However, a four-quadrant dc-dc converter can do even more. Besides generating voltages, it can also set the current to any level. This current may be positive or negative. Such four-quadrant converters are frequently used in universal lab power supplies. For example, the user is able to test an LED using a fixed current setting. A solar cell can also be operated, with the four-quadrant converter acting as a load that sinks a predetermined current.
Another interesting application involves tinting window panes with LCD technology. This often requires a precisely set voltage in the positive as well as the negative range to yield a suitable tint level depending on the available light and the desired brightness in the room.
Figure 2 shows what four-quadrant means in relation to a power supply. The quadrants of a coordinate system are shown with voltage on the x-axis and current on the y-axis. Current and voltage can be either positive or negative.
The dc-dc converter can thus be used as an energy source and as an energy sink. In other words, the converter can function as a power supply or an electric load.
The LT8714 from Analog Devices, a controller for a four-quadrant regulator, has all of the functions required for this type of regulation. For example, with this IC, it’s possible to precisely maintain a voltage of 0 V. Figure 3 shows a simplified circuit diagram with the controller IC and the power stage. The latter consists of two inductors (L1 and L2), two switches (Q1 and Q2), and the coupling capacitor CC. Explanations on the respective operation in each of the quadrants as well as on the behavior at the transitions from one quadrant to another can be found in the LT8714 datasheet.
In some applications, a power supply operating in four quadrants is required. With an optimized controller, circuit design is simplified and operation, especially around the frequently critical 0-V crossover point, is clean and reliable.
There are alternatives to using a four-quadrant regulator, such as switching regulator topologies that must be connected in parallel to enable multiple-quadrant functionality. However, these are often more cost-intensive when compared to using a dedicated four-quadrant approach.

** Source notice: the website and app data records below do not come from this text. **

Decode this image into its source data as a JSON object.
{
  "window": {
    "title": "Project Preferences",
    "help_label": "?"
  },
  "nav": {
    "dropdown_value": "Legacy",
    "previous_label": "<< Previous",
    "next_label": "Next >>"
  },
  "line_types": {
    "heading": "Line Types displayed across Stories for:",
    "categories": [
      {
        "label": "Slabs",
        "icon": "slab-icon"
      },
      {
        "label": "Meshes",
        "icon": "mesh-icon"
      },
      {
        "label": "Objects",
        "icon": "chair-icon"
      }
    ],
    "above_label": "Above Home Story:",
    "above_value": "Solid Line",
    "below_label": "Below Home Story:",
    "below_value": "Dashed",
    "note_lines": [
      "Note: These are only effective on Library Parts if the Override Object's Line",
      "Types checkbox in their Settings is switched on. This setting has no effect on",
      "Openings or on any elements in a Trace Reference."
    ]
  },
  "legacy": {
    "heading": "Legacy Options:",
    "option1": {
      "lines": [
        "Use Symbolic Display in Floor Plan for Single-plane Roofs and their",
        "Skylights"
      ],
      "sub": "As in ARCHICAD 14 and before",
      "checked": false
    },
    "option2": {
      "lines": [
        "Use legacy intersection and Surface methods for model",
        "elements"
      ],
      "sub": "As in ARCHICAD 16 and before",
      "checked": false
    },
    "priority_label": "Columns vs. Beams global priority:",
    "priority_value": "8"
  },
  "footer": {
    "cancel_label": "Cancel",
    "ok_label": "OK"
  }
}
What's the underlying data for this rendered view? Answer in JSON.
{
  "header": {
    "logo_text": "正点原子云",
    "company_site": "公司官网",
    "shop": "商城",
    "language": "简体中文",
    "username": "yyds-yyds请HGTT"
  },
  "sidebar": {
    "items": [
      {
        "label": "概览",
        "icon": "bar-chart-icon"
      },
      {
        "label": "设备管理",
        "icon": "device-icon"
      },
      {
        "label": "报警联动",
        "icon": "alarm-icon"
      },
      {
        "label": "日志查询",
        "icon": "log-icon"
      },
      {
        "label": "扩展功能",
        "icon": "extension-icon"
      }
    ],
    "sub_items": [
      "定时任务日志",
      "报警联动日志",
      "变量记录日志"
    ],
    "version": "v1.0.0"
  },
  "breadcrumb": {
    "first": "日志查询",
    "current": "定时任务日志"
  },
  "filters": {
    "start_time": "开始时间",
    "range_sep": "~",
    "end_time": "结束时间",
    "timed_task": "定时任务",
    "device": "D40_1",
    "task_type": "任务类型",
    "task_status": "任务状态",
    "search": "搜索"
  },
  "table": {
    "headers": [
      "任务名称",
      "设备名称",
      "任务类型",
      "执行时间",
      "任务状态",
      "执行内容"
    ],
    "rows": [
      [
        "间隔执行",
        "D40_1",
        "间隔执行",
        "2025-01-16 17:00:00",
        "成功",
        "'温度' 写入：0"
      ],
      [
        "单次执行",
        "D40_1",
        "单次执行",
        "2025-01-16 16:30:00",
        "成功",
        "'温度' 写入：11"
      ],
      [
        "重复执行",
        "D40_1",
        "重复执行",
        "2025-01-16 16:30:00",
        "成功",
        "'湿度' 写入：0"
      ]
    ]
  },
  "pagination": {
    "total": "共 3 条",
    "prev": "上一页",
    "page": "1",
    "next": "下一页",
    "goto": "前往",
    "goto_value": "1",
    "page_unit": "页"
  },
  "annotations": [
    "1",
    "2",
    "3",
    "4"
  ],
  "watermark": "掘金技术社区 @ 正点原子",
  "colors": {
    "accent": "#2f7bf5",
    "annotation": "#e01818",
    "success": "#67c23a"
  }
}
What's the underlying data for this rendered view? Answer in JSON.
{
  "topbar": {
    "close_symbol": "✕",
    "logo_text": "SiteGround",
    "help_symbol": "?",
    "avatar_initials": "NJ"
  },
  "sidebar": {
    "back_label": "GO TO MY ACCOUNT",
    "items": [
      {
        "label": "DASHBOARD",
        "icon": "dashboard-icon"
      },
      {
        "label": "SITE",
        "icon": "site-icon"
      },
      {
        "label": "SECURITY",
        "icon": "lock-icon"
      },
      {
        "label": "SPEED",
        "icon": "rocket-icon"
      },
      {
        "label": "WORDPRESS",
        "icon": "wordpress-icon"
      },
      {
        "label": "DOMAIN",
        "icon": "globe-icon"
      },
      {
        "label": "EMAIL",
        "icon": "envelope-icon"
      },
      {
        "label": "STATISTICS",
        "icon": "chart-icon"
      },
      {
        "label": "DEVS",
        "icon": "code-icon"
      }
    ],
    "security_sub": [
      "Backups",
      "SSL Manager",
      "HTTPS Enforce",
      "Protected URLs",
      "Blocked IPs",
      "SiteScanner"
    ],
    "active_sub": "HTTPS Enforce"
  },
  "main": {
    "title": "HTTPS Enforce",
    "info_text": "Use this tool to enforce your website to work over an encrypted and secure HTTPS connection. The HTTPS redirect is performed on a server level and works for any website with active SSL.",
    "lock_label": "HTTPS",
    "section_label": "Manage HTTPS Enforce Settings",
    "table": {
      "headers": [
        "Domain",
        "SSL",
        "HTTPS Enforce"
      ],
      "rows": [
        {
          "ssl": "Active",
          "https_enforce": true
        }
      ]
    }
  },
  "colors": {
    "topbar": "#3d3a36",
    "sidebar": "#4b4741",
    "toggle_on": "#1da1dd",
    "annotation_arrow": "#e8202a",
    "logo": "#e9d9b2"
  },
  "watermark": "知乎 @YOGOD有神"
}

Frederik Dostal is a Field Applications Engineer at Analog Devices Inc.